▸ **Goal of the exercise**: What is needed is a single figure: how many lines of the records below contain the word "core".

Extracted records

Start of Block

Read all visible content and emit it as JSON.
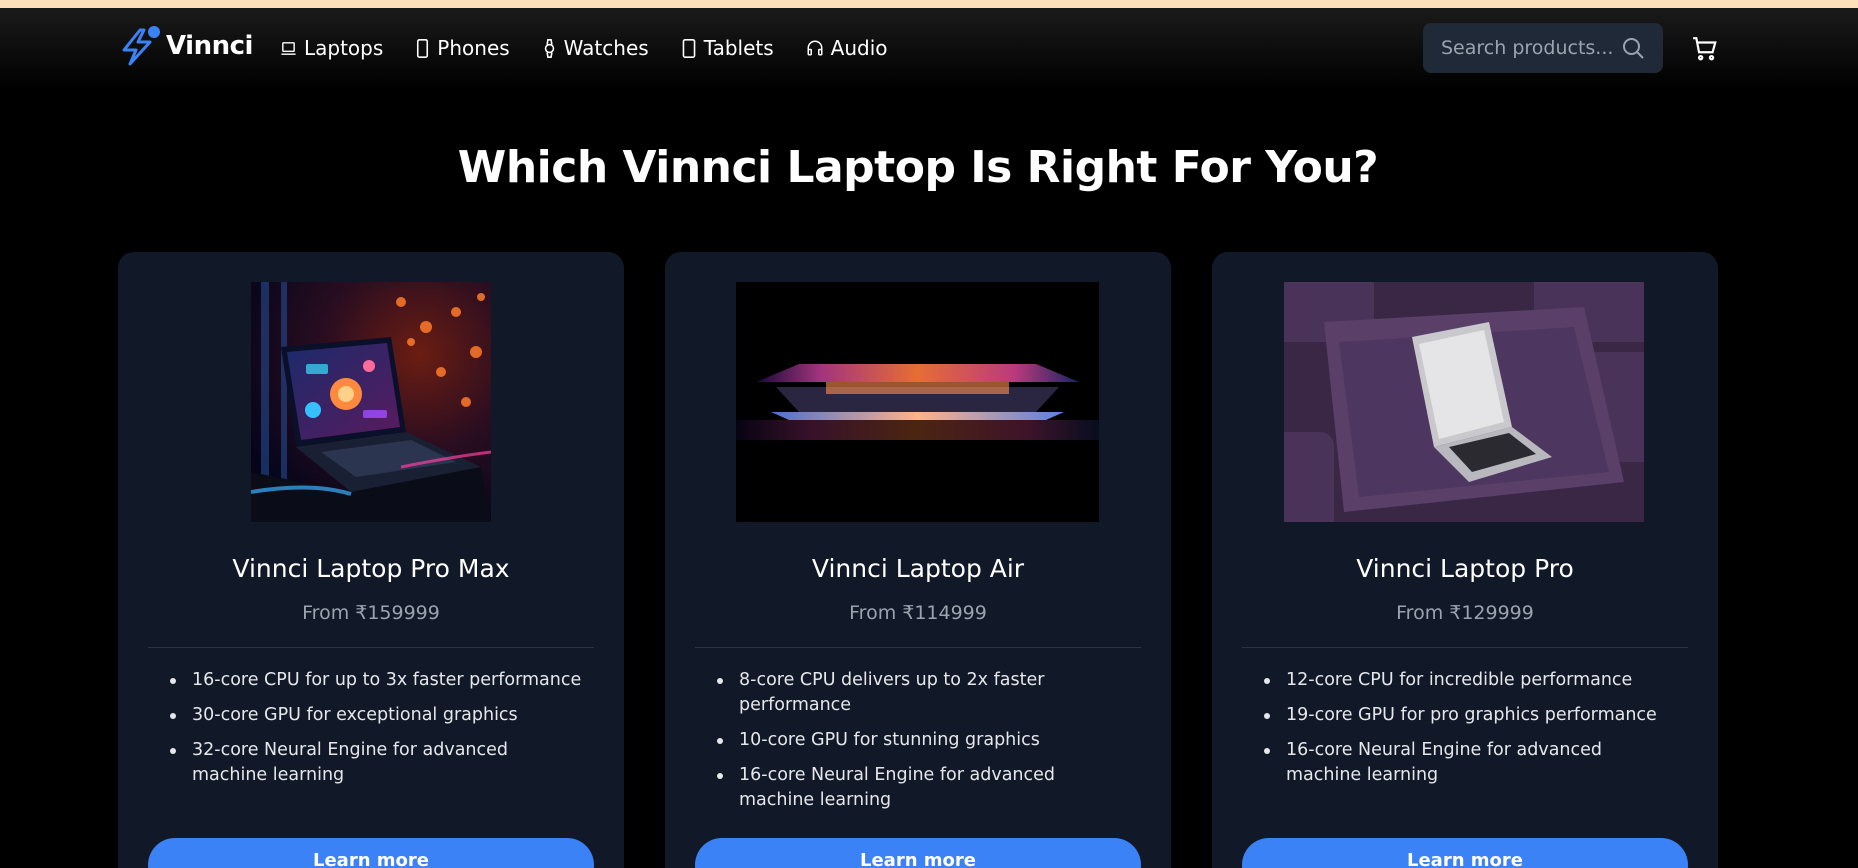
{
  "brand": {
    "name": "Vinnci",
    "accent": "#3b82f6"
  },
  "nav": {
    "links": [
      {
        "label": "Laptops",
        "icon": "laptop-icon"
      },
      {
        "label": "Phones",
        "icon": "phone-icon"
      },
      {
        "label": "Watches",
        "icon": "watch-icon"
      },
      {
        "label": "Tablets",
        "icon": "tablet-icon"
      },
      {
        "label": "Audio",
        "icon": "headphones-icon"
      }
    ],
    "search_placeholder": "Search products...",
    "cart_icon": "cart-icon"
  },
  "page": {
    "title": "Which Vinnci Laptop Is Right For You?"
  },
  "products": [
    {
      "name": "Vinnci Laptop Pro Max",
      "price": "From ₹159999",
      "features": [
        "16-core CPU for up to 3x faster performance",
        "30-core GPU for exceptional graphics",
        "32-core Neural Engine for advanced machine learning"
      ],
      "button": "Learn more"
    },
    {
      "name": "Vinnci Laptop Air",
      "price": "From ₹114999",
      "features": [
        "8-core CPU delivers up to 2x faster performance",
        "10-core GPU for stunning graphics",
        "16-core Neural Engine for advanced machine learning"
      ],
      "button": "Learn more"
    },
    {
      "name": "Vinnci Laptop Pro",
      "price": "From ₹129999",
      "features": [
        "12-core CPU for incredible performance",
        "19-core GPU for pro graphics performance",
        "16-core Neural Engine for advanced machine learning"
      ],
      "button": "Learn more"
    }
  ]
}
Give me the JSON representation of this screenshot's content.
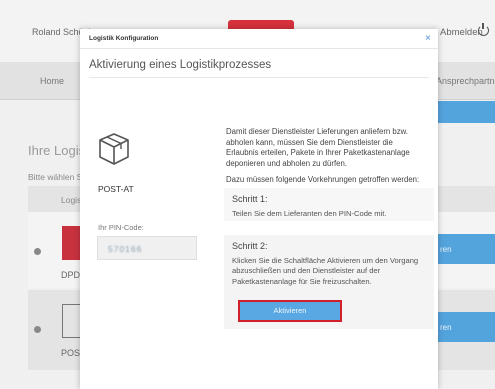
{
  "header": {
    "user_name": "Roland Schönh",
    "logout_label": "Abmelden",
    "icons": {
      "logout": "power-icon",
      "logo": "brand-logo"
    }
  },
  "nav": {
    "home": "Home",
    "contact": "Ansprechpartner"
  },
  "background": {
    "heading": "Ihre Logisti",
    "subtext": "Bitte wählen S",
    "column_header": "Logist",
    "rows": [
      {
        "label": "DPD-",
        "button": "ren"
      },
      {
        "label": "POST-",
        "button": "ren"
      }
    ]
  },
  "modal": {
    "window_title": "Logistik Konfiguration",
    "close_label": "×",
    "heading": "Aktivierung eines Logistikprozesses",
    "provider_name": "POST-AT",
    "pin_label": "Ihr PIN-Code:",
    "pin_value": "570166",
    "intro": "Damit dieser Dienstleister Lieferungen anliefern bzw. abholen kann, müssen Sie dem Dienstleister die Erlaubnis erteilen, Pakete in Ihrer Paketkastenanlage deponieren und abholen zu dürfen.",
    "steps_intro": "Dazu müssen folgende Vorkehrungen getroffen werden:",
    "step1_title": "Schritt 1:",
    "step1_text": "Teilen Sie dem Lieferanten den PIN-Code mit.",
    "step2_title": "Schritt 2:",
    "step2_text": "Klicken Sie die Schaltfläche Aktivieren um den Vorgang abzuschließen und den Dienstleister auf der Paketkastenanlage für Sie freizuschalten.",
    "activate_label": "Aktivieren"
  },
  "colors": {
    "accent_blue": "#53a3dd",
    "highlight_red": "#d2202a",
    "brand_red": "#d6313c"
  }
}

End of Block

▸ **Written solution**: 9